by Lori Wilson
The Giving Tree, by Shel Silverstein, has haunted my life with its poignant story of selfless giving. Reading it as a child, I was reduced to tears. Later in life, reading it aloud to my own children was more than I could manage. It became almost a game for us, to see how far into the reading I could get before handing the book off to someone else, someone who didn’t have a lump in their throat too large to read around. And now, as a mother with an empty nest… well, the book gathers dust on a shelf and calls out to my aching heart each time I walk past.
While The Giving Tree may look like a children’s book, it also disguises profound theological reflections. While much might be (and has been) said about the ungrateful boy, the Tree nevertheless presents a powerful image of kenotic love. At great cost to herself, she gives and gives and gives. In the end, her giving brings about the transformation for which she had longed. The book, in this sense, ends well, but not without new layers of grief at each turn of the page.
The Uncontrolling Love of God tells a story of a God who, in many ways, loves like Silverstein’s tree. God gives of God’s self without coercion or control, always with the desire to draw us near. But because, like the boy, we remain free to walk away, God’s work for our transformation doesn’t come with a guarantee of happiness or satisfaction. In fact, deep sorrow is woven into this understanding of God.
We so long for the comfort that everything will work out well, or at the very least that an all-powerful being is behind the curtain, guiding everything for a higher purpose. There is strong emotional incentive to hold onto this classical understanding of providence. But Oord makes a solid case that the traditional model of an all-powerful, controlling God comes at too high a price. At the very least, in light of suffering, it undermines a thoroughgoing belief in a loving God. Given the strong testimony of Scripture and Christian tradition, any doctrine that doesn’t point us to a God who “so loved the world,” who “loved us first,” who in fact “is love,” falls short of the mark. Oord’s model of essential kenosis presents a strong alternative, one which makes better sense of suffering while preserving God’s love as primary.
But this model doesn’t come without a price of its own. If I accept that God persuades but does not coerce, I have to release my view of a God who controls evil and suffering. I have to accept that some things happen outside of God’s will. And then, I have to come to terms with God’s place in the midst of injustice and pain and loss.
There’s some really important theological work out there on these themes (Moltmann & Fiddes come to mind), but what especially has my attention these days is the lived experience of sorrow as a part of kenosis. Silverstein’s tree tries to persuade her boy over and again but each time releases him to the path he has chosen, a path that leads away rather than towards her. As she lets him go, and even showers him with her generosity, she experiences profound loss. In her loneliness, “she is happy… but not really.”

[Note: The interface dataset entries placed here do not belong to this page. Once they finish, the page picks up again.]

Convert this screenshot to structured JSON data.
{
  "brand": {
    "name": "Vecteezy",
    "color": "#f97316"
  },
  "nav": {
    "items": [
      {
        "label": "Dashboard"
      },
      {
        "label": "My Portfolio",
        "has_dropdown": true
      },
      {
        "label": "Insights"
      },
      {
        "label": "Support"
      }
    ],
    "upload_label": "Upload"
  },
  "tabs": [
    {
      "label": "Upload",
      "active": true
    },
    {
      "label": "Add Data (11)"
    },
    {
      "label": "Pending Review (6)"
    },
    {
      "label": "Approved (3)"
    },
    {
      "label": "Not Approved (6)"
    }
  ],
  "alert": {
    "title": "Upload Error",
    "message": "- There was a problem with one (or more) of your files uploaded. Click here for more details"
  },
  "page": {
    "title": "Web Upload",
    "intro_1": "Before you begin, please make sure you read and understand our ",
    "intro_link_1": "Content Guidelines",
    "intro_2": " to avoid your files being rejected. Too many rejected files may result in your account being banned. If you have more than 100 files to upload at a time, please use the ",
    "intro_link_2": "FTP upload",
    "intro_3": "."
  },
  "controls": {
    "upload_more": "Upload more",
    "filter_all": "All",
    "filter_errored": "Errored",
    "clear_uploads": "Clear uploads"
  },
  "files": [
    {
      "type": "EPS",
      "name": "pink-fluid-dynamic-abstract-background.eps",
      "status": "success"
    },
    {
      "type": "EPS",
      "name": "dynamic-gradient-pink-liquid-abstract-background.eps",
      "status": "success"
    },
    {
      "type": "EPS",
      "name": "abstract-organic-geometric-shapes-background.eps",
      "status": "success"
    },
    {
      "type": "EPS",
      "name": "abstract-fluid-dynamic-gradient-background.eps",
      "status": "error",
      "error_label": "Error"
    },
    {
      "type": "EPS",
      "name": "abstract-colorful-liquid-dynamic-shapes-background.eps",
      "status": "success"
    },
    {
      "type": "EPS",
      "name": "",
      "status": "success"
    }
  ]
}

In keeping with this metaphorical picture of kenosis, it doesn’t take long to glimpse the suffering of a God who is essentially characterized by “self-giving, others-empowering love.” The cruciform love of God sometimes takes the shape of profound sorrow, the grief that comes from rejection, from longings denied. The Old Testament prophets describe in stark terms the depth of divine suffering; Jesus weeps over Jerusalem. The Scriptures bear eloquent witness to God’s grief.
If our loving God suffers, so must those of us who follow this God’s path. No longer sheltered by the false comfort that ‘all things happening for a reason,’ we are exposed to the raw grief of God’s will thwarted. We walk the path of a kenotic God only insofar as we, too, accept the burden of a world where things go deeply amiss… a world where God is at work, but God doesn’t always win the day… a world where grief is sometimes the only authentic and faithful response.
Our lived experience tells us that even the most sacrificial love sometimes can’t ‘make it better.’ At one time or another, most of us have confronted the fact that the deepest goodness of love is almost inevitably paired with profound grief. Essential kenosis makes sense of this sad reality. It invites us to walk in the company of the man of sorrows.
This path is not an easy one. Releasing our hold on a God known for power and control comes at no small cost. Much like the tree, we will sometimes find ourselves “happy… but not really.” But, as the tree shows us, this way is nevertheless a beautiful and faithful one. She grieves, to be sure. Yet her tenacious hope transforms the bitterness of disappointment and the crushing pain of loneliness into an ever-deeper love. And so it is with us. As we allow ourselves to grieve, to follow in God’s kenotic footsteps, this sorrow can break open our hearts, too, making room to love still more.
The child of missionary parents, Lori grew up in northwestern Argentina. As an adult, she’s made her home in Grand Rapids and London, and now works as a non-profit consultant based in Colorado. She and her husband enjoy reading, hiking, and traveling with their two adult children.
Credit for the banner photo: “Woman and Grief”, by x1klima, https://www.flickr.com/photos/x1klima/31467682482/in/photostream/. License at https://creativecommons.org/licenses/by-nd/2.0/